Requirement:
Look through the data below and return each line where "Αστυνομία" appears.

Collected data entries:
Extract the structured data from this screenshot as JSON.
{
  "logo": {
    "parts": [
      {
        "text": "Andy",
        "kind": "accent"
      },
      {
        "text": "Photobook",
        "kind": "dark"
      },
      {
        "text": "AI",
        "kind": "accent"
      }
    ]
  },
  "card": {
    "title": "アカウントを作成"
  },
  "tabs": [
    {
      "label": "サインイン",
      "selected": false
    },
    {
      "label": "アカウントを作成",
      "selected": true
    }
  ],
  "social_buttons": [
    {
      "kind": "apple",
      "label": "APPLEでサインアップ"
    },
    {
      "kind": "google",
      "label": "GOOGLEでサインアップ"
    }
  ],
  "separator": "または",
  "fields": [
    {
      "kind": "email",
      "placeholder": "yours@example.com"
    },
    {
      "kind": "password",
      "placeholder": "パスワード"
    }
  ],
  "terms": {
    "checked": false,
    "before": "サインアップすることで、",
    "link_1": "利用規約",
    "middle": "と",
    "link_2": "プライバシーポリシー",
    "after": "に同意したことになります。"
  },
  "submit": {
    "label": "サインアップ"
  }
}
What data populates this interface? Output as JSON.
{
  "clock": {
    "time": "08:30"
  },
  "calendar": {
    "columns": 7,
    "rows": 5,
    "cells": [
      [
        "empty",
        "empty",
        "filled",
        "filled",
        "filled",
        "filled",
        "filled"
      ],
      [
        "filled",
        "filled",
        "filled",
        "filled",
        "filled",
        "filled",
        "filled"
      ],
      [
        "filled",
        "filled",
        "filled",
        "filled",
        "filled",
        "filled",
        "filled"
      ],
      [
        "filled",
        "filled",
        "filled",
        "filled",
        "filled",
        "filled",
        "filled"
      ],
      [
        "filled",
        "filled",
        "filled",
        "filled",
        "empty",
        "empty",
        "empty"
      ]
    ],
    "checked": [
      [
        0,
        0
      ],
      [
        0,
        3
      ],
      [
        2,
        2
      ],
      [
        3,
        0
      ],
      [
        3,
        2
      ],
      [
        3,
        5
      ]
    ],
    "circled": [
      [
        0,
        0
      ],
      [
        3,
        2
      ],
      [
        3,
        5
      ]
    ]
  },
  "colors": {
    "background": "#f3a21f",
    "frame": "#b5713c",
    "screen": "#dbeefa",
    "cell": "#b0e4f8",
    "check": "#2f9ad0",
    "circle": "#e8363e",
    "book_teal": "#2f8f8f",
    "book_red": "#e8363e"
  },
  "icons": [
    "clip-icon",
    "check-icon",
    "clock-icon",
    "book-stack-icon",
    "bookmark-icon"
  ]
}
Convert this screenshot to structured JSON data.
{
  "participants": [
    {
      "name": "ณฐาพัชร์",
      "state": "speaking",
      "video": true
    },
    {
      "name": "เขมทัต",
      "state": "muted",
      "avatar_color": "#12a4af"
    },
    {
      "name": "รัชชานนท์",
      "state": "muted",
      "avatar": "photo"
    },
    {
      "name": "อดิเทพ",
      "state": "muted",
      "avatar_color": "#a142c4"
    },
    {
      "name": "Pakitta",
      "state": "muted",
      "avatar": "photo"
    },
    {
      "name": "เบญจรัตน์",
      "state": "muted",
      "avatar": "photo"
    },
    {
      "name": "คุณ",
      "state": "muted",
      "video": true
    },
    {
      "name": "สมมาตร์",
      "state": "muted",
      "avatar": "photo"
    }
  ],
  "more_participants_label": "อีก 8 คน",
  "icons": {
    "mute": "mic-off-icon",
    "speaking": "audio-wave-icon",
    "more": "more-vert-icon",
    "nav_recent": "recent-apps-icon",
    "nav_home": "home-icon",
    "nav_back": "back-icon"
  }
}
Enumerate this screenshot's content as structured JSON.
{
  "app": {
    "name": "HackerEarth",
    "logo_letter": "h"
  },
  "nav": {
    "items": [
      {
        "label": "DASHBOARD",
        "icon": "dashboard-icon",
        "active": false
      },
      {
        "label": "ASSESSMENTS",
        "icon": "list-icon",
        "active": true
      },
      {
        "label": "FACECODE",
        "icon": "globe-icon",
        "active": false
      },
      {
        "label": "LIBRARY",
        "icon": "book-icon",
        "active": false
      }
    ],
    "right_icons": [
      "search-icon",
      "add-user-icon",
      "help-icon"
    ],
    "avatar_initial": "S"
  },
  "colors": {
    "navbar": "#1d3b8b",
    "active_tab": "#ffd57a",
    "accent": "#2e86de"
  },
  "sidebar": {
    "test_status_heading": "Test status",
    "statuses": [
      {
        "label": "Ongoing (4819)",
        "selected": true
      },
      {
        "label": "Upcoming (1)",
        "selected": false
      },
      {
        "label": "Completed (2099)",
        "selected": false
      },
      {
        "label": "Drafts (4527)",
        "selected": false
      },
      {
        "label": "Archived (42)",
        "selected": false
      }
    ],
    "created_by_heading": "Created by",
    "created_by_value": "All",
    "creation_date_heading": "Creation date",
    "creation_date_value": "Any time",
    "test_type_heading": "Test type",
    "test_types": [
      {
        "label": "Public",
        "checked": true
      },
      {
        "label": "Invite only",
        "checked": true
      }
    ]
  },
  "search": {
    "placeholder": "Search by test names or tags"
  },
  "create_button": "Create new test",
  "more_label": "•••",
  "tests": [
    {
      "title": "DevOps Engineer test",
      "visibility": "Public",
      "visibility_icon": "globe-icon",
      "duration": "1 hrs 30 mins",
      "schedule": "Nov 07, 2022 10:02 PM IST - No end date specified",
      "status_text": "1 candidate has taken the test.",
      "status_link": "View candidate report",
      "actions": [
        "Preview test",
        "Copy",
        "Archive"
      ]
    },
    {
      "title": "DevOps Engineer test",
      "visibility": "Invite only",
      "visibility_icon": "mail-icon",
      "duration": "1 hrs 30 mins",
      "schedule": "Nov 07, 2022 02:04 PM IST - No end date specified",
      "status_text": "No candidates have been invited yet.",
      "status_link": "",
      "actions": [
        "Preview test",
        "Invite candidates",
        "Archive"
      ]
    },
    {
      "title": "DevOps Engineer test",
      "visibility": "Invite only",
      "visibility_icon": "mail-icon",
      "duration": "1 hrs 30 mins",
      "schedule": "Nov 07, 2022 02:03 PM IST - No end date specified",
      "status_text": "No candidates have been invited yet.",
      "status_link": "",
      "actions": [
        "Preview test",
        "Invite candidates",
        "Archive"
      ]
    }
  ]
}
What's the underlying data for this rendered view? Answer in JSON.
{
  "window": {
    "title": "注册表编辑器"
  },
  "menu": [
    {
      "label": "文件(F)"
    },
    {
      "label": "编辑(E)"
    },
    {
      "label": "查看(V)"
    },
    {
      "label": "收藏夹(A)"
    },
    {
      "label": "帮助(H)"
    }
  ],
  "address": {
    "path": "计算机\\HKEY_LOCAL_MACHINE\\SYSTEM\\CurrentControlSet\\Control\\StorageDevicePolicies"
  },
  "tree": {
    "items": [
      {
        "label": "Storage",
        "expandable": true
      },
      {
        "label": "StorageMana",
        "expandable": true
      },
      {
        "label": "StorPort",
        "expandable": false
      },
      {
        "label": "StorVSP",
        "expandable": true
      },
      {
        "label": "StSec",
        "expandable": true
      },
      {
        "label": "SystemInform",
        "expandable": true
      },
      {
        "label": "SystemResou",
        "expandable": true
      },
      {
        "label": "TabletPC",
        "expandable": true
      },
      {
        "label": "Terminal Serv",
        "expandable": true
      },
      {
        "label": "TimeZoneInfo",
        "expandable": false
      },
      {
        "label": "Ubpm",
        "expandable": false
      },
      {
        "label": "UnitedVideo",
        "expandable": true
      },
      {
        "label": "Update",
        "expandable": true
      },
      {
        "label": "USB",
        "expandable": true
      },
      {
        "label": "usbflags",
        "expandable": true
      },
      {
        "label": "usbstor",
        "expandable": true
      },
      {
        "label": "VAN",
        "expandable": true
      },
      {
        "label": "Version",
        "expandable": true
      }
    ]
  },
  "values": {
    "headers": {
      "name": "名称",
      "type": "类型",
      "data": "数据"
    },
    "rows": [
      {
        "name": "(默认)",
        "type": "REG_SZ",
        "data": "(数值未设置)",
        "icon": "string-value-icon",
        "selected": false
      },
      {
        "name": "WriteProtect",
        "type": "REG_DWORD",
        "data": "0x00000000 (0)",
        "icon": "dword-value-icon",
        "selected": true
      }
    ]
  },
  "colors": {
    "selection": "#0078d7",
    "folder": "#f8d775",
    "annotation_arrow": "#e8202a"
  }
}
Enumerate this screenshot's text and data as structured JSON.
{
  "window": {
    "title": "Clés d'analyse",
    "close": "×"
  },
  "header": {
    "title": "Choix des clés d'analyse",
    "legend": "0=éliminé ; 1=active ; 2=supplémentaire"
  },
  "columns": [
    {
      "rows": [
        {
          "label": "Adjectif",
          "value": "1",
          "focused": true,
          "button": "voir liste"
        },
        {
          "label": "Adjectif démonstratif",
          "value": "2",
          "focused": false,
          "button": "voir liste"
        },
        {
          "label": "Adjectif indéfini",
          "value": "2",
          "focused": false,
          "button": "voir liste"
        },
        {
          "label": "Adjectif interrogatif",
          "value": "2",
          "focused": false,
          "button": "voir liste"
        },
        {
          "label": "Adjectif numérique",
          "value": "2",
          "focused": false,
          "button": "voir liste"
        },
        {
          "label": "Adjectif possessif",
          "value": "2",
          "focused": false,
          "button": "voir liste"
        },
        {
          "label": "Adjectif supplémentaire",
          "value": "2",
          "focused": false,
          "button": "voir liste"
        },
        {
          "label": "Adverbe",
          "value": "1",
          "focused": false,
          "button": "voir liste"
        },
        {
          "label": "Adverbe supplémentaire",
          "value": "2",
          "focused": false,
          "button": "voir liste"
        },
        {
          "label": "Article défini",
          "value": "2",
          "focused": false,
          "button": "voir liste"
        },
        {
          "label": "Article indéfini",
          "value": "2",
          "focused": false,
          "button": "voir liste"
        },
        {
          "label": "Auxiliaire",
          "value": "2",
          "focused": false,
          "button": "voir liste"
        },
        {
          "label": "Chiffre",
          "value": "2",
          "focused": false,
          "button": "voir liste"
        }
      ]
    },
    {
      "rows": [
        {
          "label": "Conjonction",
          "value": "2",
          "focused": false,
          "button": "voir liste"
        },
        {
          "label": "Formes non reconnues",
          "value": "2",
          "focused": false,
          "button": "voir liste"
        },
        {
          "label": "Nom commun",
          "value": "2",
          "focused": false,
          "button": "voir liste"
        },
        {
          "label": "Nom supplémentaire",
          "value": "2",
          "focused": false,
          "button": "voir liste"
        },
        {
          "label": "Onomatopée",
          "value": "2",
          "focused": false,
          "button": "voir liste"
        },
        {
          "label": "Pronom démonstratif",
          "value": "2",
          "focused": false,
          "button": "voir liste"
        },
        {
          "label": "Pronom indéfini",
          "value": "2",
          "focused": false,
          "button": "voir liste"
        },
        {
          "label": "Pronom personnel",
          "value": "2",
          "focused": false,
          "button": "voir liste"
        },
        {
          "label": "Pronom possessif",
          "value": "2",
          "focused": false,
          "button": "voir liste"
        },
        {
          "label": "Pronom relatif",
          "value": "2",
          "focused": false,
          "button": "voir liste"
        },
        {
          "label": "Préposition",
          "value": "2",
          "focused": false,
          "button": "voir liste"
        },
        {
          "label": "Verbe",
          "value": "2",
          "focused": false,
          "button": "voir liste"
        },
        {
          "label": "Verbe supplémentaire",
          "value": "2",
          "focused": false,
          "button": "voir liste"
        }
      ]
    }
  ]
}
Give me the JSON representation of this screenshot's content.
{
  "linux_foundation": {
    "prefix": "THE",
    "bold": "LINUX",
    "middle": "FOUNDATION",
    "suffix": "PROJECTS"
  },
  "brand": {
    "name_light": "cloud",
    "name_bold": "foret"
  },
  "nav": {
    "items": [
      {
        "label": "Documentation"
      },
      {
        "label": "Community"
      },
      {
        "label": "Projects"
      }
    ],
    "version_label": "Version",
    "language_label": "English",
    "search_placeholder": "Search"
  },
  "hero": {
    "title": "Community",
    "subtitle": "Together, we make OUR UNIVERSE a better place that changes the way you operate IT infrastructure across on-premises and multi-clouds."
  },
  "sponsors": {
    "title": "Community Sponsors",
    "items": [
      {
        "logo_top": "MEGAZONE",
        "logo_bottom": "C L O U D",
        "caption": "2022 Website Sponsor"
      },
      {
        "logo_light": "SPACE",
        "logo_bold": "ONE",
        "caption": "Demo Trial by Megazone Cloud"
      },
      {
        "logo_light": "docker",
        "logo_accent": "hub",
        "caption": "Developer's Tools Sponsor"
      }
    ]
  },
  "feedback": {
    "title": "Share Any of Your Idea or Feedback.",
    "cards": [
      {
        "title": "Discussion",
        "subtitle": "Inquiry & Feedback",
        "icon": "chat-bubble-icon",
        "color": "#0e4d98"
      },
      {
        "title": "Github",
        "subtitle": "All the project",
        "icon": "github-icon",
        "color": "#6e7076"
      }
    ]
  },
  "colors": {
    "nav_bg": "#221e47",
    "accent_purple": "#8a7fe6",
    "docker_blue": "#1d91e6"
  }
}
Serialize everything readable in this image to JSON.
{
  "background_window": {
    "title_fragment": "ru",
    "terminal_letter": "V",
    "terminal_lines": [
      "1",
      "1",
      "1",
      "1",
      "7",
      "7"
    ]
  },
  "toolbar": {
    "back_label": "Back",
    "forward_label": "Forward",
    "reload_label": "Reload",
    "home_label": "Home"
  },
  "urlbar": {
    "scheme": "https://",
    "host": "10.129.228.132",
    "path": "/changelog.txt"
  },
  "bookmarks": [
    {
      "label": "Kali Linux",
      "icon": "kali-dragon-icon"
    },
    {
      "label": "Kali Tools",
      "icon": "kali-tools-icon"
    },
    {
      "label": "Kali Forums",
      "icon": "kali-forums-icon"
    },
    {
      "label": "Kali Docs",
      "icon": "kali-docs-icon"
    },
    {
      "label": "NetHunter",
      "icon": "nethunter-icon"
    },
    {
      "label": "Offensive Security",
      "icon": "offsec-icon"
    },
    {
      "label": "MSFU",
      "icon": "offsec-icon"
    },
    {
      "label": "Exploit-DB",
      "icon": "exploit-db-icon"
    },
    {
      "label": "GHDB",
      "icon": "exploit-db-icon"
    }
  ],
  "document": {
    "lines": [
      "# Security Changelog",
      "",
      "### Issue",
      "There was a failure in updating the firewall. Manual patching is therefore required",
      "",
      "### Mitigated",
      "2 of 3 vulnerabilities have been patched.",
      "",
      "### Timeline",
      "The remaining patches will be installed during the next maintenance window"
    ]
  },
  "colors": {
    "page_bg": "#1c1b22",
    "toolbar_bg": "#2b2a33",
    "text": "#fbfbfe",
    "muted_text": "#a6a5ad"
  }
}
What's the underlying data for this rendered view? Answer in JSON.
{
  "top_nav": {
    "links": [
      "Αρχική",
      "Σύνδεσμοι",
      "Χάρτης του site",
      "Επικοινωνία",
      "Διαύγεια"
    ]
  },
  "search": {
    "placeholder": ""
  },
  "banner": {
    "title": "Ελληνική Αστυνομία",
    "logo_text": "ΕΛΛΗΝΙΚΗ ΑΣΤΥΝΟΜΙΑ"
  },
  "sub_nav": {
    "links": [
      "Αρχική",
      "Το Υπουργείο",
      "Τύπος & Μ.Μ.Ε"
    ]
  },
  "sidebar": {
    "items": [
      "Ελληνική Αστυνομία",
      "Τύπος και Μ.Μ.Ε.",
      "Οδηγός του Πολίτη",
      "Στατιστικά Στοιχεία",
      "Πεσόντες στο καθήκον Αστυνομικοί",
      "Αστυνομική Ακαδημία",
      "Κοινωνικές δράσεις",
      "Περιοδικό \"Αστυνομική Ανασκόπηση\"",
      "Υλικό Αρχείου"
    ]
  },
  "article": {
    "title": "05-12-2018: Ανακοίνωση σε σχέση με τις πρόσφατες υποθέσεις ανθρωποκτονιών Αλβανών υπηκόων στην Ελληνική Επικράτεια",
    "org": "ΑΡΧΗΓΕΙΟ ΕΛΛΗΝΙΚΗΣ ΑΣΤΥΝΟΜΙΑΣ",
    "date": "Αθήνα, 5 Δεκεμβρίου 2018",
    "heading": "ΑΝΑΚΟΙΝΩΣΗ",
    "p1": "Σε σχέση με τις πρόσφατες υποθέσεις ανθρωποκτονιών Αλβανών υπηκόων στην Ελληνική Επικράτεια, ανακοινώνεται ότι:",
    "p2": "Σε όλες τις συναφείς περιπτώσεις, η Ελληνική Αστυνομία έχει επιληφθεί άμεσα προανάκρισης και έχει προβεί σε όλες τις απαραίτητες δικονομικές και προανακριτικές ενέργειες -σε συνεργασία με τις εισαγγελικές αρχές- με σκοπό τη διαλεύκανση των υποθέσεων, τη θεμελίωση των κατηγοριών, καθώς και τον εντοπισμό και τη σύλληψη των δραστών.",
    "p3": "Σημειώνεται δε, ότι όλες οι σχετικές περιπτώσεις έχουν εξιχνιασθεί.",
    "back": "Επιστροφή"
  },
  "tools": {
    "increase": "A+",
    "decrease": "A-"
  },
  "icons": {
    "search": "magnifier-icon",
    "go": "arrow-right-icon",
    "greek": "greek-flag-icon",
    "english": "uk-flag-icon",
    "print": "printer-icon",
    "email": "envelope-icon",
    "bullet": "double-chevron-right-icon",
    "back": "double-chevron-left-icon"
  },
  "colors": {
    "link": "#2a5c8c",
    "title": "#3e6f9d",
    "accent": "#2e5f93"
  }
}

Final answer:
    "title": "Ελληνική Αστυνομία",
      "Ελληνική Αστυνομία",
    "p2": "Σε όλες τις συναφείς περιπτώσεις, η Ελληνική Αστυνομία έχει επιληφθεί άμεσα προανάκρισης και έχει προβεί σε όλες τις απαραίτητες δικονομικές και προανακριτικές ενέργειες -σε συνεργασία με τις εισαγγελικές αρχές- με σκοπό τη διαλεύκανση των υποθέσεων, τη θεμελίωση των κατηγοριών, καθώς και τον εντοπισμό και τη σύλληψη των δραστών.",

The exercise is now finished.